I think an artist must work intuitively, and let his attitudes be reflected by the kinds of things he likes or finds pictorial. Attitudes will be reflected because an artist is a kind of person who is deeply interested in people, and the forces that work in our society. This implies a humanist art, but not necessarily an interest in ‘politics’”.

Roger Mayne 

OEUVRE FOOTBALLISTIQUE 

by alvar sirlin

"Alvar creates closeup in your face portraits of politicians, authors and other celebrities, mostly in pen and ink. His artistic range includes abstract expressionistic oil painting, landscapes and street art. He resides in Brooklyn, NY."

Entre la virulence du coup de crayon de l’artiste et les visages défigurés par l’émotion se trouvent la beauté et la violence de l’instant footballistique, ses forces et ses failles, ses traits gras et ses lignes fines. 

Pour davantage, vous pouvez le suivre sur son compte Behance et son site Web

NAMELESS COLLECTION - football

by nicole reed

Cette courte collection, proposée en exclusivité au site Web Athletico Paper, est l’oeuvre du photographe australien Nicole Reed qui, à la tombée de la nuit, est allé prendre quelques clichés d’un vieux centre sportif, le Darebin International Sports Centre.

Mélangeant la subtile beauté de l’accalmie au puissant sentiment de vacuité, résultant en une sorte d’apothéose où la légèreté du match de football en soirée se fond à l’heureuse absence momentanée, Nicole Reed réussit, pour ainsi à dire, à photographier l’incessant mouvement de la culture foot tout y en échappant simultanément, la drapant alors d’un immobilisme serein. 
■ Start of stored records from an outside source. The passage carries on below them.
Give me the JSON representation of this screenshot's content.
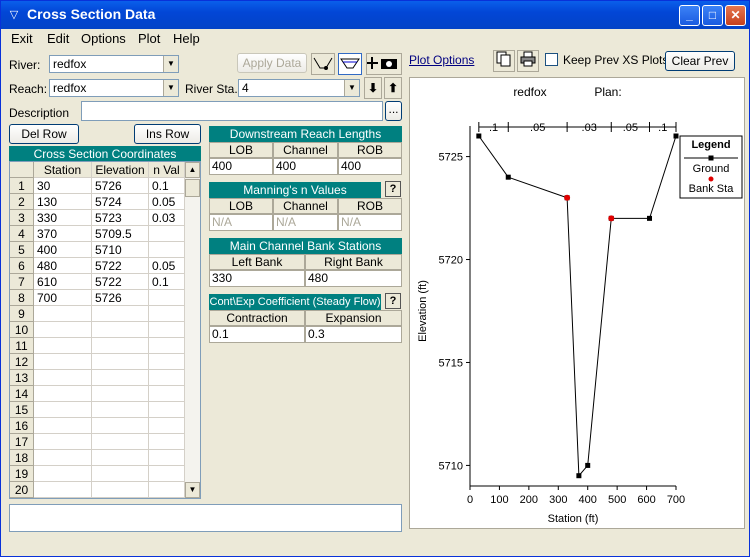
{
  "window": {
    "title": "Cross Section Data"
  },
  "menu": [
    "Exit",
    "Edit",
    "Options",
    "Plot",
    "Help"
  ],
  "toolbar": {
    "river_label": "River:",
    "river_value": "redfox",
    "reach_label": "Reach:",
    "reach_value": "redfox",
    "river_sta_label": "River Sta.:",
    "river_sta_value": "4",
    "apply_data": "Apply Data",
    "description_label": "Description",
    "plot_options": "Plot Options",
    "keep_prev": "Keep Prev XS Plots",
    "clear_prev": "Clear Prev",
    "del_row": "Del Row",
    "ins_row": "Ins Row",
    "ellipsis": "..."
  },
  "xs_coords": {
    "title": "Cross Section Coordinates",
    "columns": [
      "Station",
      "Elevation",
      "n Val"
    ],
    "rows": [
      [
        "30",
        "5726",
        "0.1"
      ],
      [
        "130",
        "5724",
        "0.05"
      ],
      [
        "330",
        "5723",
        "0.03"
      ],
      [
        "370",
        "5709.5",
        ""
      ],
      [
        "400",
        "5710",
        ""
      ],
      [
        "480",
        "5722",
        "0.05"
      ],
      [
        "610",
        "5722",
        "0.1"
      ],
      [
        "700",
        "5726",
        ""
      ],
      [
        "",
        "",
        ""
      ],
      [
        "",
        "",
        ""
      ],
      [
        "",
        "",
        ""
      ],
      [
        "",
        "",
        ""
      ],
      [
        "",
        "",
        ""
      ],
      [
        "",
        "",
        ""
      ],
      [
        "",
        "",
        ""
      ],
      [
        "",
        "",
        ""
      ],
      [
        "",
        "",
        ""
      ],
      [
        "",
        "",
        ""
      ],
      [
        "",
        "",
        ""
      ],
      [
        "",
        "",
        ""
      ]
    ]
  },
  "downstream": {
    "title": "Downstream Reach Lengths",
    "headers": [
      "LOB",
      "Channel",
      "ROB"
    ],
    "values": [
      "400",
      "400",
      "400"
    ]
  },
  "mannings": {
    "title": "Manning's n Values",
    "headers": [
      "LOB",
      "Channel",
      "ROB"
    ],
    "values": [
      "N/A",
      "N/A",
      "N/A"
    ]
  },
  "bank_stations": {
    "title": "Main Channel Bank Stations",
    "headers": [
      "Left Bank",
      "Right Bank"
    ],
    "values": [
      "330",
      "480"
    ]
  },
  "contexp": {
    "title": "Cont\\Exp Coefficient (Steady Flow)",
    "headers": [
      "Contraction",
      "Expansion"
    ],
    "values": [
      "0.1",
      "0.3"
    ]
  },
  "chart_data": {
    "type": "line",
    "title_left": "redfox",
    "title_right": "Plan:",
    "xlabel": "Station (ft)",
    "ylabel": "Elevation (ft)",
    "xlim": [
      0,
      700
    ],
    "ylim": [
      5709,
      5726
    ],
    "xticks": [
      0,
      100,
      200,
      300,
      400,
      500,
      600,
      700
    ],
    "yticks": [
      5710,
      5715,
      5720,
      5725
    ],
    "ground": {
      "x": [
        30,
        130,
        330,
        370,
        400,
        480,
        610,
        700
      ],
      "y": [
        5726,
        5724,
        5723,
        5709.5,
        5710,
        5722,
        5722,
        5726
      ]
    },
    "bank_sta": {
      "x": [
        330,
        480
      ],
      "y": [
        5723,
        5722
      ]
    },
    "n_labels": [
      {
        "x": 80,
        "t": ".1"
      },
      {
        "x": 230,
        "t": ".05"
      },
      {
        "x": 405,
        "t": ".03"
      },
      {
        "x": 545,
        "t": ".05"
      },
      {
        "x": 655,
        "t": ".1"
      }
    ],
    "legend": {
      "title": "Legend",
      "items": [
        "Ground",
        "Bank Sta"
      ]
    },
    "colors": {
      "ground": "#000000",
      "bank": "#E00000"
    }
  }
}
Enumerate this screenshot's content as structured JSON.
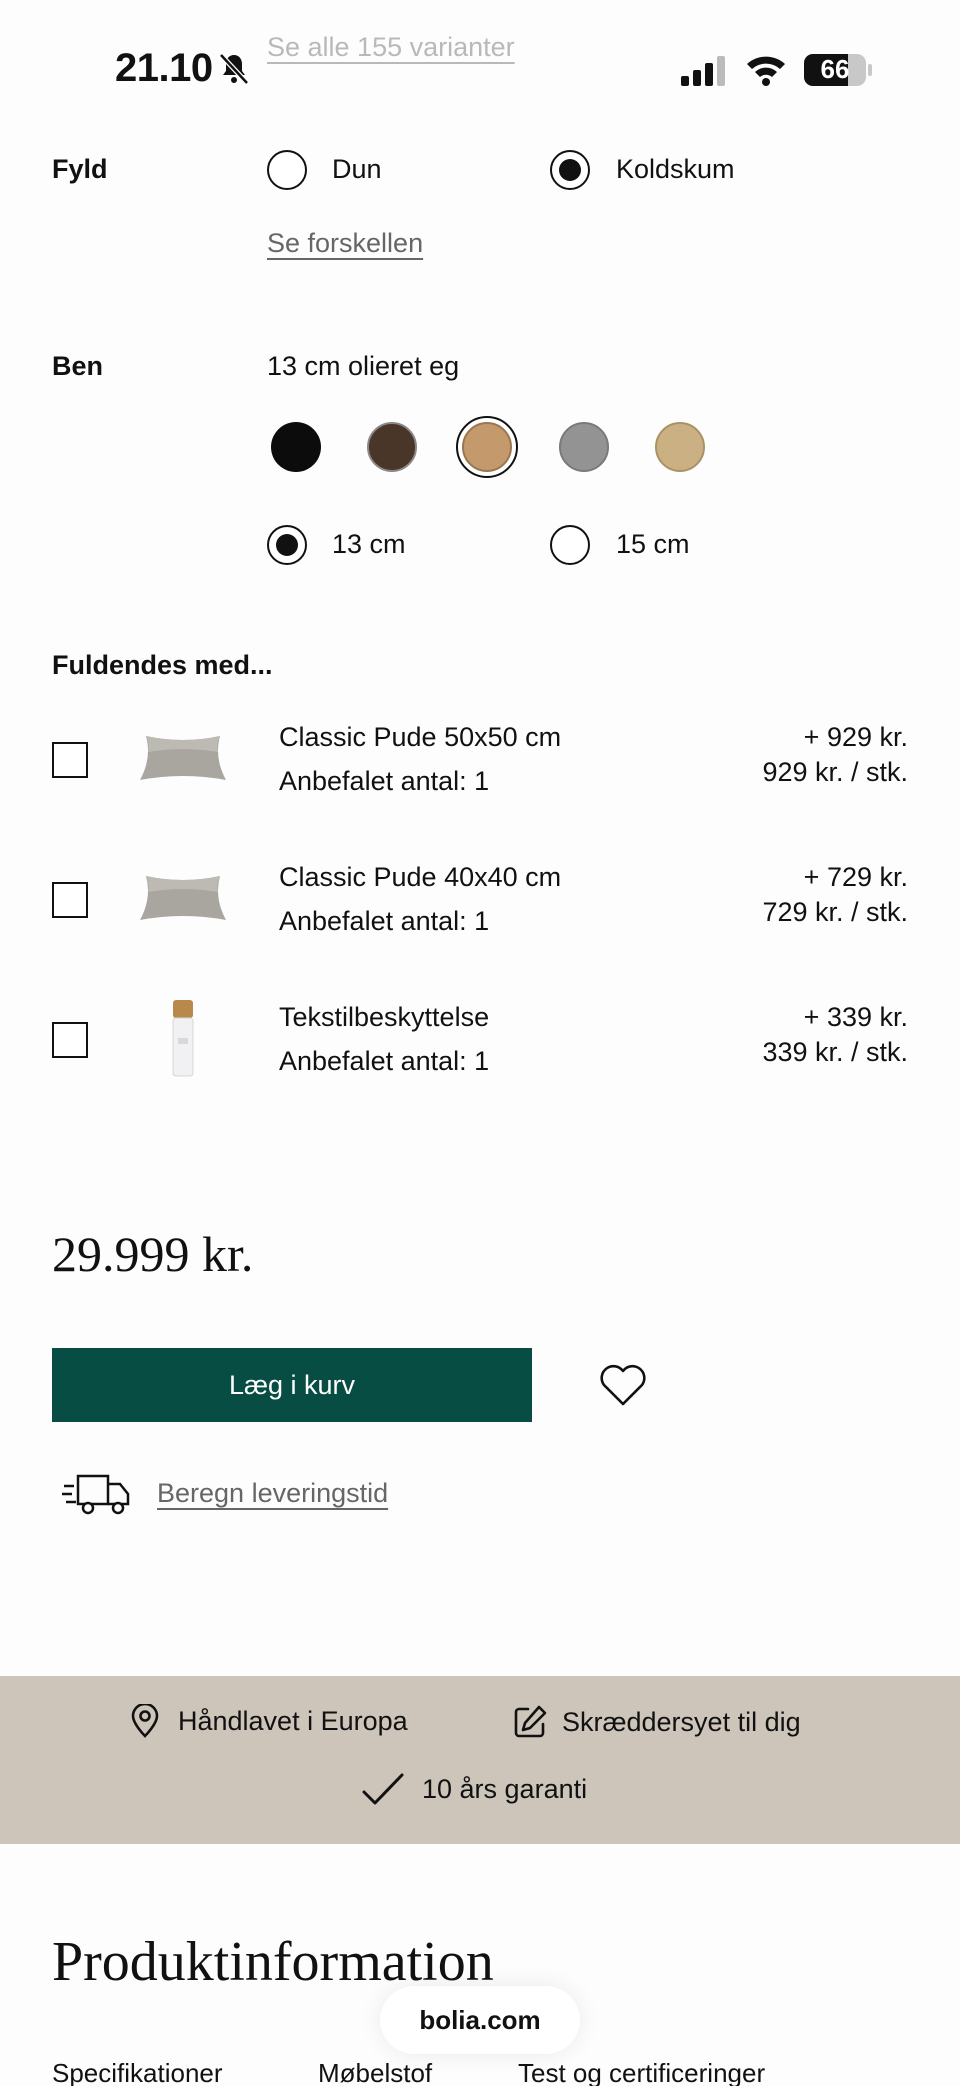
{
  "status_bar": {
    "time": "21.10",
    "battery": "66"
  },
  "variants_link": "Se alle 155 varianter",
  "fill": {
    "label": "Fyld",
    "options": [
      {
        "label": "Dun",
        "selected": false
      },
      {
        "label": "Koldskum",
        "selected": true
      }
    ],
    "compare_link": "Se forskellen"
  },
  "legs": {
    "label": "Ben",
    "selected_finish": "13 cm olieret eg",
    "swatch_colors": [
      "#0c0c0c",
      "#4a3629",
      "#c49a6c",
      "#939393",
      "#cbb083"
    ],
    "selected_swatch": 2,
    "heights": [
      {
        "label": "13 cm",
        "selected": true
      },
      {
        "label": "15 cm",
        "selected": false
      }
    ]
  },
  "addons": {
    "heading": "Fuldendes med...",
    "items": [
      {
        "name": "Classic Pude 50x50 cm",
        "recommended": "Anbefalet antal: 1",
        "price": "+ 929 kr.",
        "unit_price": "929 kr. / stk.",
        "checked": false
      },
      {
        "name": "Classic Pude 40x40 cm",
        "recommended": "Anbefalet antal: 1",
        "price": "+ 729 kr.",
        "unit_price": "729 kr. / stk.",
        "checked": false
      },
      {
        "name": "Tekstilbeskyttelse",
        "recommended": "Anbefalet antal: 1",
        "price": "+ 339 kr.",
        "unit_price": "339 kr. / stk.",
        "checked": false
      }
    ]
  },
  "price": "29.999 kr.",
  "cart_button": "Læg i kurv",
  "delivery_link": "Beregn leveringstid",
  "usp": {
    "handmade": "Håndlavet i Europa",
    "tailored": "Skræddersyet til dig",
    "warranty": "10 års garanti"
  },
  "product_info": {
    "title": "Produktinformation",
    "tabs": [
      "Specifikationer",
      "Møbelstof",
      "Test og certificeringer"
    ]
  },
  "browser": {
    "domain": "bolia.com"
  },
  "colors": {
    "accent": "#074d43",
    "band": "#cdc4ba"
  }
}
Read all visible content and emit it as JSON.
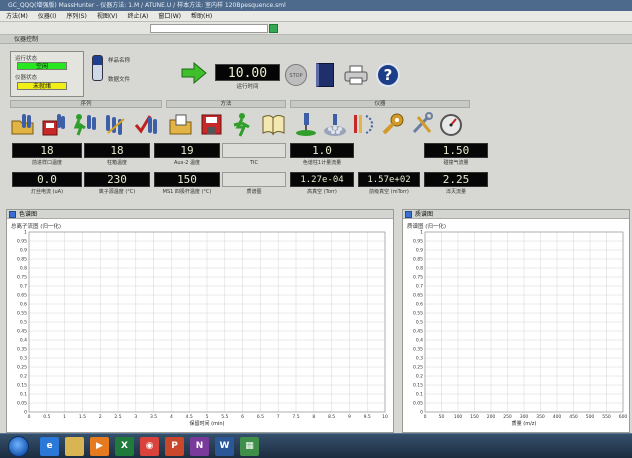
{
  "window": {
    "title": "GC_QQQ(增强版) MassHunter - 仪器方法: 1.M / ATUNE.U / 样本方法: 室内样 120Bpesquence.sml"
  },
  "menu": [
    "方法(M)",
    "仪器(I)",
    "序列(S)",
    "视图(V)",
    "终止(A)",
    "窗口(W)",
    "帮助(H)"
  ],
  "panel": {
    "title": "仪器控制"
  },
  "status": {
    "run_label": "运行状态",
    "run_value": "空闲",
    "run_color": "#27e81f",
    "instrument_label": "仪器状态",
    "instrument_value": "未就绪",
    "instrument_color": "#f2ef16"
  },
  "sample": {
    "name_label": "样品名称",
    "file_label": "数据文件"
  },
  "runtime": {
    "value": "10.00",
    "label": "运行时间",
    "stop_label": "STOP"
  },
  "groups": {
    "sequence": "序列",
    "method": "方法",
    "instrument": "仪器"
  },
  "icons": {
    "sequence": [
      "sequence-open-icon",
      "sequence-save-icon",
      "sequence-run-icon",
      "sequence-edit-icon",
      "sequence-check-icon"
    ],
    "method": [
      "method-open-icon",
      "method-save-icon",
      "method-run-icon",
      "method-book-icon"
    ],
    "instrument": [
      "autosampler-icon",
      "vials-icon",
      "ms-tune-icon",
      "gc-wrench-icon",
      "tools-icon",
      "gauge-icon"
    ]
  },
  "readouts": {
    "inlet_temp": {
      "value": "18",
      "label": "前进样口温度"
    },
    "oven_temp": {
      "value": "18",
      "label": "柱箱温度"
    },
    "aux2_temp": {
      "value": "19",
      "label": "Aux-2 温度"
    },
    "tic": {
      "value": "",
      "label": "TIC"
    },
    "column_flow": {
      "value": "1.0",
      "label": "色谱柱1计量流量"
    },
    "carrier_flow": {
      "value": "1.50",
      "label": "碰撞气流量"
    },
    "filament_current": {
      "value": "0.0",
      "label": "灯丝电流 (uA)"
    },
    "source_temp": {
      "value": "230",
      "label": "离子源温度 (°C)"
    },
    "quad_temp": {
      "value": "150",
      "label": "MS1 四极杆温度 (°C)"
    },
    "quality": {
      "value": "",
      "label": "质谱图"
    },
    "high_vac": {
      "value": "1.27e-04",
      "label": "高真空 (Torr)"
    },
    "fore_vac": {
      "value": "1.57e+02",
      "label": "前级真空 (mTorr)"
    },
    "quench_flow": {
      "value": "2.25",
      "label": "淬灭流量"
    }
  },
  "left_chart": {
    "panel_title": "色谱图",
    "subtitle": "总离子流图 (归一化)",
    "chart_data": {
      "type": "line",
      "series": [],
      "xlabel": "保留时间 (min)",
      "xticks": [
        "0",
        "0.5",
        "1",
        "1.5",
        "2",
        "2.5",
        "3",
        "3.5",
        "4",
        "4.5",
        "5",
        "5.5",
        "6",
        "6.5",
        "7",
        "7.5",
        "8",
        "8.5",
        "9",
        "9.5",
        "10"
      ],
      "yticks": [
        "0",
        "0.05",
        "0.1",
        "0.15",
        "0.2",
        "0.25",
        "0.3",
        "0.35",
        "0.4",
        "0.45",
        "0.5",
        "0.55",
        "0.6",
        "0.65",
        "0.7",
        "0.75",
        "0.8",
        "0.85",
        "0.9",
        "0.95",
        "1"
      ],
      "xlim": [
        0,
        10
      ],
      "ylim": [
        0,
        1
      ],
      "grid": true
    }
  },
  "right_chart": {
    "panel_title": "质谱图",
    "subtitle": "质谱图 (归一化)",
    "chart_data": {
      "type": "line",
      "series": [],
      "xlabel": "质量 (m/z)",
      "xticks": [
        "0",
        "50",
        "100",
        "150",
        "200",
        "250",
        "300",
        "350",
        "400",
        "450",
        "500",
        "550",
        "600"
      ],
      "yticks": [
        "0",
        "0.05",
        "0.1",
        "0.15",
        "0.2",
        "0.25",
        "0.3",
        "0.35",
        "0.4",
        "0.45",
        "0.5",
        "0.55",
        "0.6",
        "0.65",
        "0.7",
        "0.75",
        "0.8",
        "0.85",
        "0.9",
        "0.95",
        "1"
      ],
      "xlim": [
        0,
        600
      ],
      "ylim": [
        0,
        1
      ],
      "grid": true
    }
  },
  "taskbar": {
    "items": [
      {
        "icon": "ie-icon",
        "label": "e",
        "color": "#2a78d8"
      },
      {
        "icon": "folder-icon",
        "label": "",
        "color": "#d9b453"
      },
      {
        "icon": "media-player-icon",
        "label": "▶",
        "color": "#e57b1e"
      },
      {
        "icon": "excel-icon",
        "label": "X",
        "color": "#1f7a3b"
      },
      {
        "icon": "chrome-icon",
        "label": "◉",
        "color": "#d9433b"
      },
      {
        "icon": "powerpoint-icon",
        "label": "P",
        "color": "#c9472b"
      },
      {
        "icon": "onenote-icon",
        "label": "N",
        "color": "#7a3a9c"
      },
      {
        "icon": "word-icon",
        "label": "W",
        "color": "#2b5797"
      },
      {
        "icon": "masshunter-icon",
        "label": "▦",
        "color": "#3f8f4a"
      }
    ]
  }
}
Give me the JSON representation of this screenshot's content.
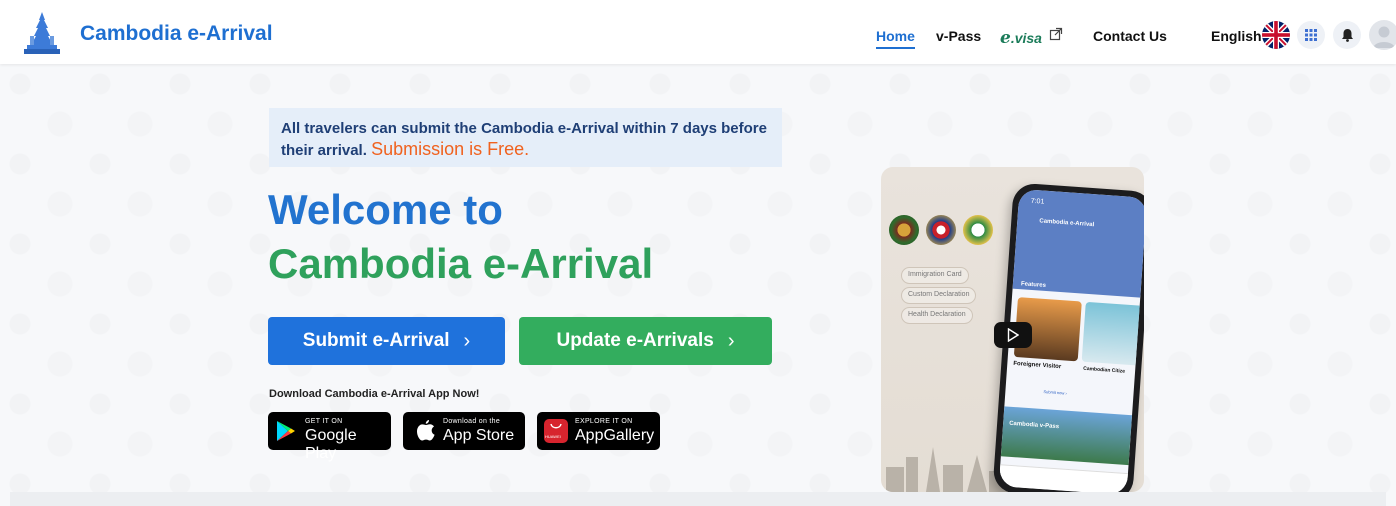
{
  "header": {
    "brand": "Cambodia e-Arrival",
    "nav": {
      "home": "Home",
      "vpass": "v-Pass",
      "evisa_e": "e",
      "evisa_rest": ".visa",
      "contact": "Contact Us"
    },
    "language": "English"
  },
  "notice": {
    "text": "All travelers can submit the Cambodia e-Arrival within 7 days before their arrival.",
    "free_text": "Submission is Free."
  },
  "hero": {
    "line1": "Welcome to",
    "line2": "Cambodia e-Arrival"
  },
  "buttons": {
    "submit": "Submit e-Arrival",
    "update": "Update e-Arrivals",
    "chevron": "›"
  },
  "download": {
    "label": "Download Cambodia e-Arrival App Now!",
    "google_small": "GET IT ON",
    "google_big": "Google Play",
    "apple_small": "Download on the",
    "apple_big": "App Store",
    "huawei_small": "EXPLORE IT ON",
    "huawei_big": "AppGallery",
    "huawei_badge": "HUAWEI"
  },
  "showcase": {
    "pills": [
      "Immigration Card",
      "Custom Declaration",
      "Health Declaration"
    ],
    "phone": {
      "time": "7:01",
      "app_name": "Cambodia e-Arrival",
      "features": "Features",
      "card1_title": "Foreigner Visitor",
      "card1_cta": "Submit now ›",
      "card2_title": "Cambodian Citize",
      "banner": "Cambodia v-Pass"
    }
  },
  "colors": {
    "brand_blue": "#1e6fd1",
    "green": "#33ad5e",
    "orange": "#f0621f"
  }
}
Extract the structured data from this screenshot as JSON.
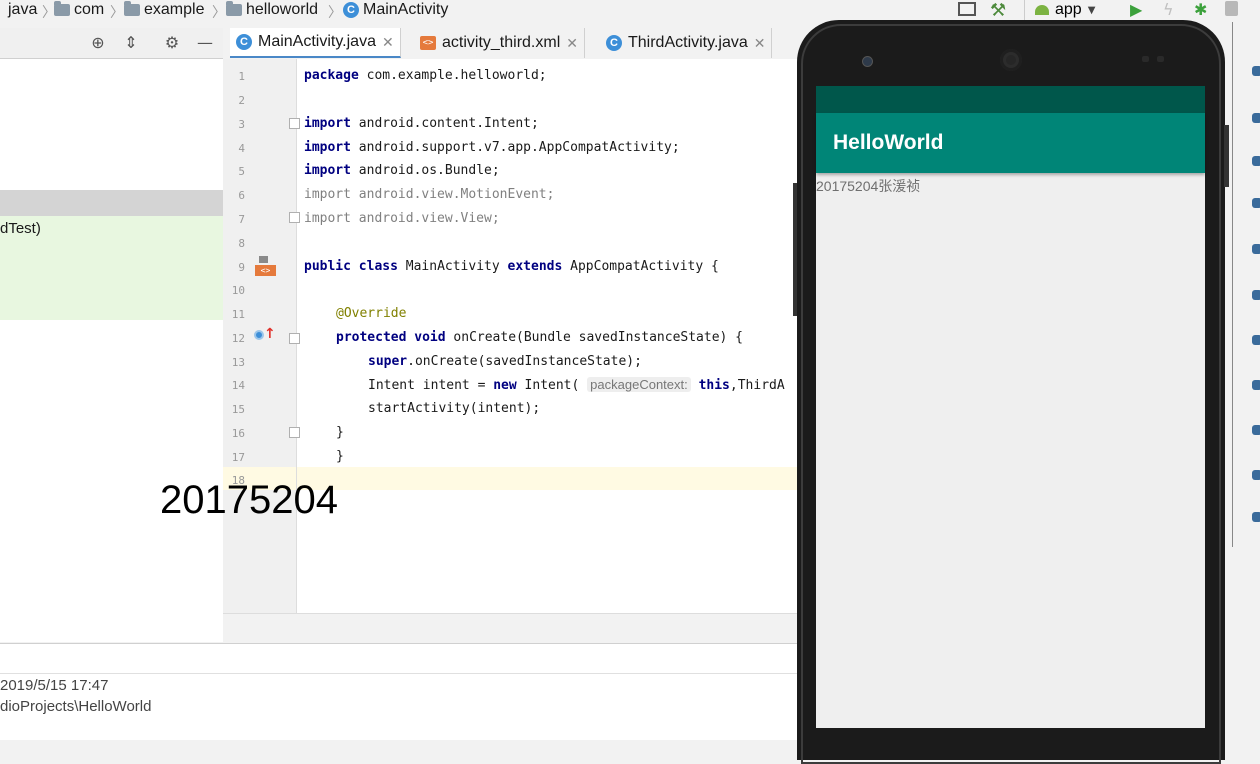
{
  "breadcrumb": {
    "items": [
      "java",
      "com",
      "example",
      "helloworld",
      "MainActivity"
    ]
  },
  "toolbar": {
    "run_config": "app"
  },
  "tabs": [
    {
      "label": "MainActivity.java",
      "icon": "class-icon",
      "active": true
    },
    {
      "label": "activity_third.xml",
      "icon": "xml-layout-icon",
      "active": false
    },
    {
      "label": "ThirdActivity.java",
      "icon": "class-icon",
      "active": false
    }
  ],
  "left_panel": {
    "partial_item": "dTest)"
  },
  "code": {
    "line_numbers": [
      "1",
      "2",
      "3",
      "4",
      "5",
      "6",
      "7",
      "8",
      "9",
      "10",
      "11",
      "12",
      "13",
      "14",
      "15",
      "16",
      "17",
      "18"
    ],
    "l1_kw": "package",
    "l1_rest": " com.example.helloworld;",
    "l3_kw": "import",
    "l3_rest": " android.content.Intent;",
    "l4_kw": "import",
    "l4_rest": " android.support.v7.app.AppCompatActivity;",
    "l5_kw": "import",
    "l5_rest": " android.os.Bundle;",
    "l6": "import android.view.MotionEvent;",
    "l7": "import android.view.View;",
    "l9_kw1": "public",
    "l9_kw2": "class",
    "l9_name": " MainActivity ",
    "l9_kw3": "extends",
    "l9_rest": " AppCompatActivity {",
    "l11": "@Override",
    "l12_kw1": "protected",
    "l12_kw2": "void",
    "l12_rest": " onCreate(Bundle savedInstanceState) {",
    "l13_kw": "super",
    "l13_rest": ".onCreate(savedInstanceState);",
    "l14_pre": "Intent intent = ",
    "l14_kw": "new",
    "l14_mid": " Intent(",
    "l14_hint": "packageContext:",
    "l14_kw2": "this",
    "l14_rest": ",ThirdA",
    "l15": "startActivity(intent);",
    "l16": "}",
    "l17": "}"
  },
  "overlay_number": "20175204",
  "bottom": {
    "timestamp": "2019/5/15 17:47",
    "path": "dioProjects\\HelloWorld"
  },
  "phone": {
    "app_title": "HelloWorld",
    "text_view": "20175204张湲祯",
    "colors": {
      "status_bar": "#00574b",
      "app_bar": "#008577"
    }
  }
}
Vous pouvez le suivre sur Instagram et son site Web personnel pour davantage.